While an average 8-person draft will have 4.2 Dragons, 2.4 of those will typically be Dragon Hatchlings and the rare/mythic Dragons are unlikely to get passed very far, so it’s not likely that you will have multiple other Dragons to go with a Scourge of Valkas. But he’s still a bomb so you should draft him and hope you get to kill a Dragon Hatchling on the other side of the table when he comes into play.

M14: Humans

Humans are interesting as a tribe in M14 for 2 reasons: Door of Destinies (dicussed in my last post) and Xathrid Necromancer. While both cards are rare, you want to know if they’re sufficiently powerful in the right deck that they’re worth drafting early as a speculative pick.
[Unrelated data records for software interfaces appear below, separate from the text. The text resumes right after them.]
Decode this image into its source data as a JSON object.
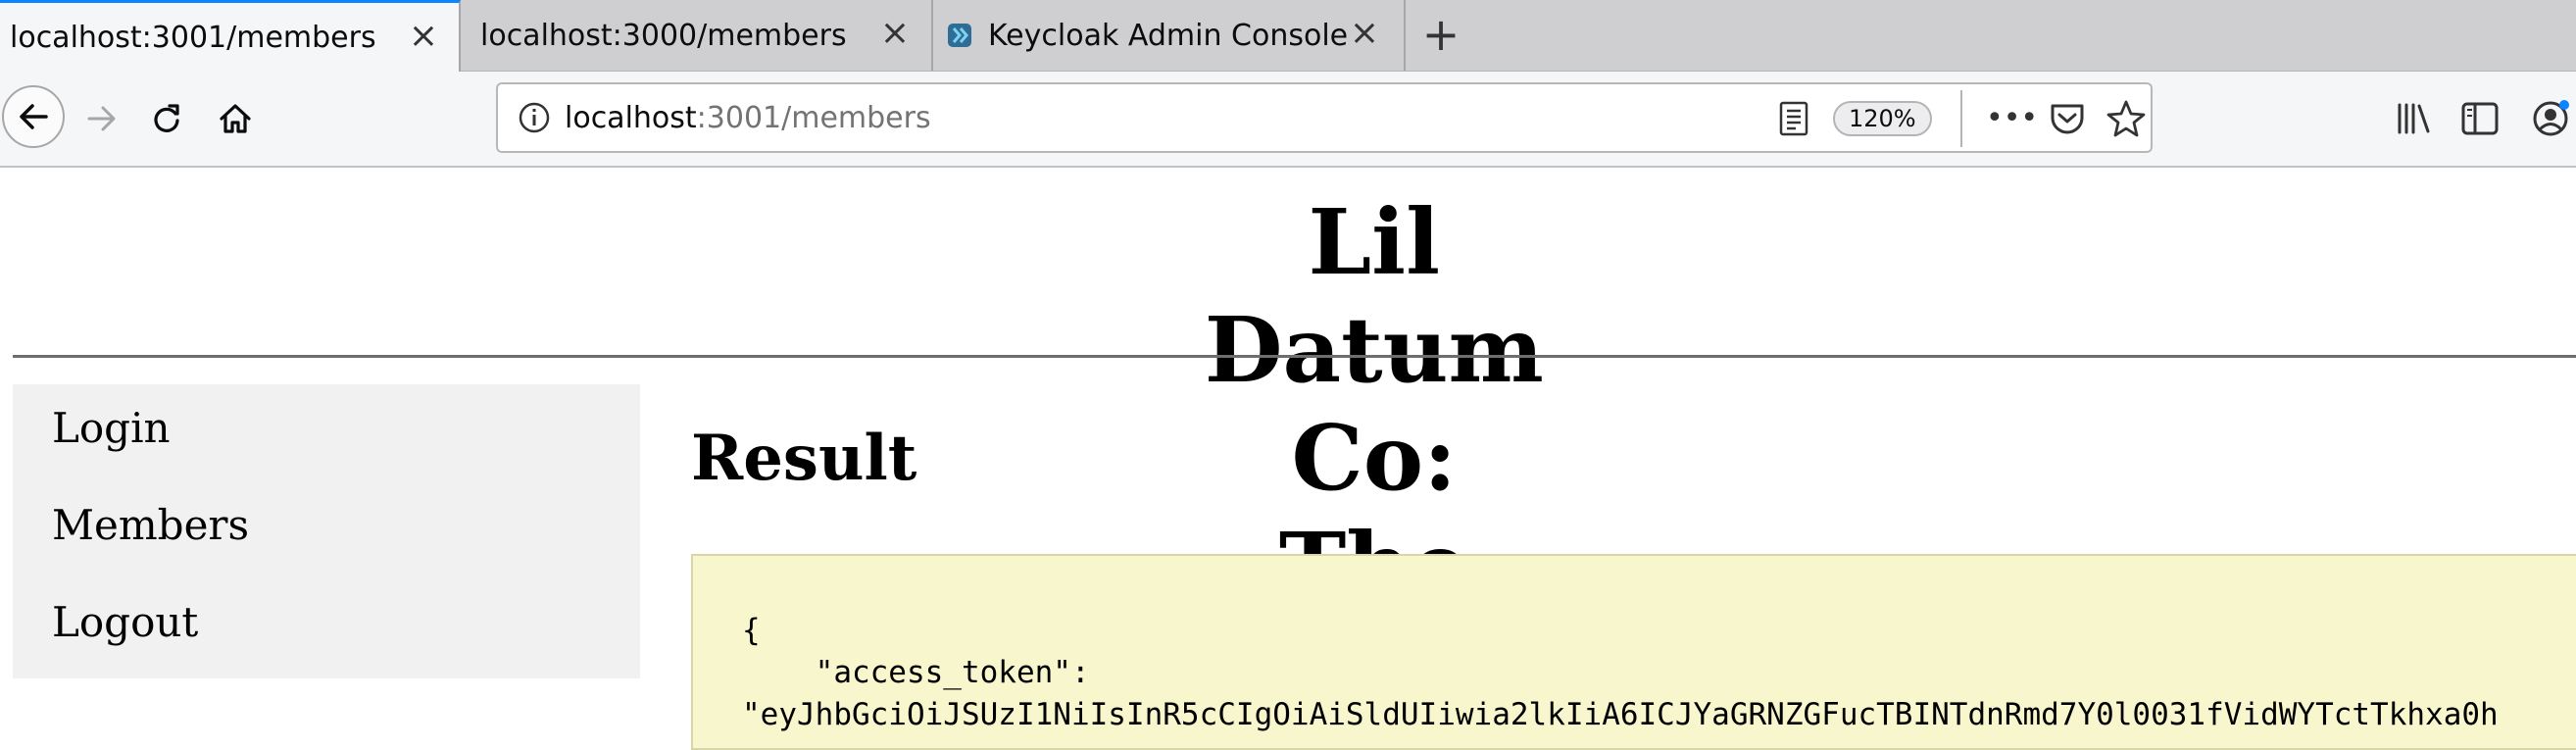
{
  "browser": {
    "tabs": [
      {
        "title": "localhost:3001/members",
        "active": true
      },
      {
        "title": "localhost:3000/members",
        "active": false
      },
      {
        "title": "Keycloak Admin Console",
        "active": false
      }
    ],
    "url": {
      "host": "localhost",
      "path": ":3001/members"
    },
    "zoom": "120%",
    "colors": {
      "active_tab_accent": "#0a84ff",
      "tabstrip": "#cfcfd1",
      "toolbar": "#f5f6f7"
    }
  },
  "page": {
    "title": "Lil Datum Co: The Second",
    "nav": [
      "Login",
      "Members",
      "Logout"
    ],
    "result_heading": "Result",
    "code_lines": [
      "{",
      "    \"access_token\":",
      "\"eyJhbGciOiJSUzI1NiIsInR5cCIgOiAiSldUIiwia2lkIiA6ICJYaGRNZGFucTBINTdnRmd7Y0l0031fVidWYTctTkhxa0h"
    ],
    "colors": {
      "code_background": "#f8f6cc",
      "sidebar_background": "#f1f1f1"
    }
  }
}
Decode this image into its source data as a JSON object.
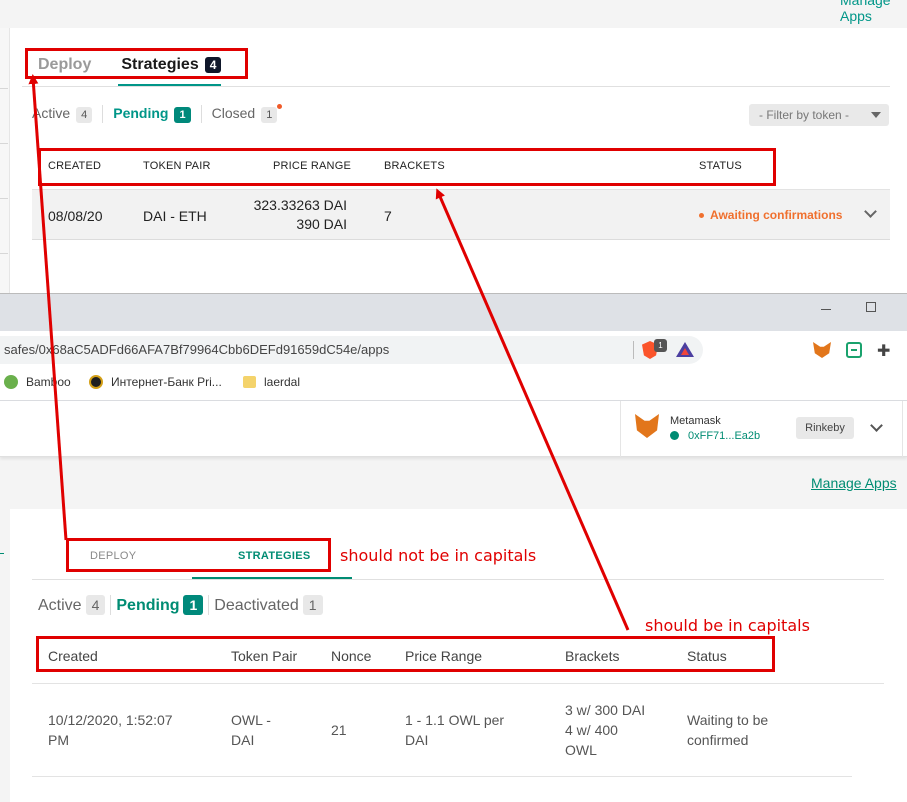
{
  "top_panel": {
    "corner_link": "Manage Apps",
    "tabs": [
      {
        "label": "Deploy",
        "active": false
      },
      {
        "label": "Strategies",
        "active": true,
        "badge": "4"
      }
    ],
    "filters": [
      {
        "label": "Active",
        "count": "4",
        "active": false
      },
      {
        "label": "Pending",
        "count": "1",
        "active": true
      },
      {
        "label": "Closed",
        "count": "1",
        "active": false
      }
    ],
    "filter_select": "- Filter by token -",
    "columns": [
      "CREATED",
      "TOKEN PAIR",
      "PRICE RANGE",
      "BRACKETS",
      "STATUS"
    ],
    "row": {
      "created": "08/08/20",
      "token_pair": "DAI - ETH",
      "price_low": "323.33263 DAI",
      "price_high": "390 DAI",
      "brackets": "7",
      "status": "Awaiting confirmations"
    }
  },
  "browser": {
    "url": "safes/0x68aC5ADFd66AFA7Bf79964Cbb6DEFd91659dC54e/apps",
    "brave_badge": "1",
    "bookmarks": [
      {
        "label": "Bamboo"
      },
      {
        "label": "Интернет-Банк Pri..."
      },
      {
        "label": "laerdal"
      }
    ],
    "puzzle_glyph": "✚"
  },
  "app_header": {
    "wallet_name": "Metamask",
    "wallet_address": "0xFF71...Ea2b",
    "network": "Rinkeby"
  },
  "bottom_panel": {
    "manage_apps": "Manage Apps",
    "tabs": [
      {
        "label": "DEPLOY",
        "active": false
      },
      {
        "label": "STRATEGIES",
        "active": true
      }
    ],
    "filters": [
      {
        "label": "Active",
        "count": "4",
        "active": false
      },
      {
        "label": "Pending",
        "count": "1",
        "active": true
      },
      {
        "label": "Deactivated",
        "count": "1",
        "active": false
      }
    ],
    "columns": [
      "Created",
      "Token Pair",
      "Nonce",
      "Price Range",
      "Brackets",
      "Status"
    ],
    "row": {
      "created_line1": "10/12/2020, 1:52:07",
      "created_line2": "PM",
      "token_pair_line1": "OWL -",
      "token_pair_line2": "DAI",
      "nonce": "21",
      "price_range_line1": "1 - 1.1 OWL per",
      "price_range_line2": "DAI",
      "brackets_line1": "3 w/ 300 DAI",
      "brackets_line2": "4 w/ 400",
      "brackets_line3": "OWL",
      "status_line1": "Waiting to be",
      "status_line2": "confirmed"
    }
  },
  "annotations": {
    "note_tabs": "should not be in capitals",
    "note_columns": "should be in capitals",
    "color": "#e00000"
  }
}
Gatherer shows that most of the Humans in M14 are in white and black. Blue and red each have only one Human at common and another at uncommon/rare, and there are no green or artifact Humans. (Before you laugh, Magic actually has 16 artifact Humans, all but one from the Shards of Alara block.)

Of white’s 8 Humans, 5 are common, 1 is uncommon, and 2 are rare. Of black’s 5 Humans, 2 are common, 1 is uncommon, and 2 are rare. This spreadsheet sorts them by mana cost and lists my prior evaluation of them (I’ve changed my evaluation of Capashen Knight from unplayable to filler). Unfortunately, we have yet to determine how good several of the cards are because we have yet to determine how good enchantments and lifegain effects in M14 are. I will get to that in my next few posts. Meanwhile, I’m going to assume that Soulmender and Dawnstrike Paladin are filler, that Auramancer is playable (it works especially well with Quag Sickness, also a common), and that Blightcaster is exceptional (most colors have several good common/uncommon enchantments).

We can see that the common white and black Humans are either playable or filler, with only Shadowborn Apostle being completely unplayable. While you wouldn’t be excited if those were the only creatures in your deck, you’d probably do quite well if you had a couple of the uncommon/rare Humans and some removal. So I believe Xathrid Necromancer is quite playable and worth spending an early pick on. However, I would probably take most white or black removal spells over it since those would be exceptional in any W/B deck and not just a W/B Humans deck. Also, a sizeable amount of the removal in this set is in the form of enchantments, which makes any future Blightcasters, Auramancers, and Ajani’s Chosens you draft better.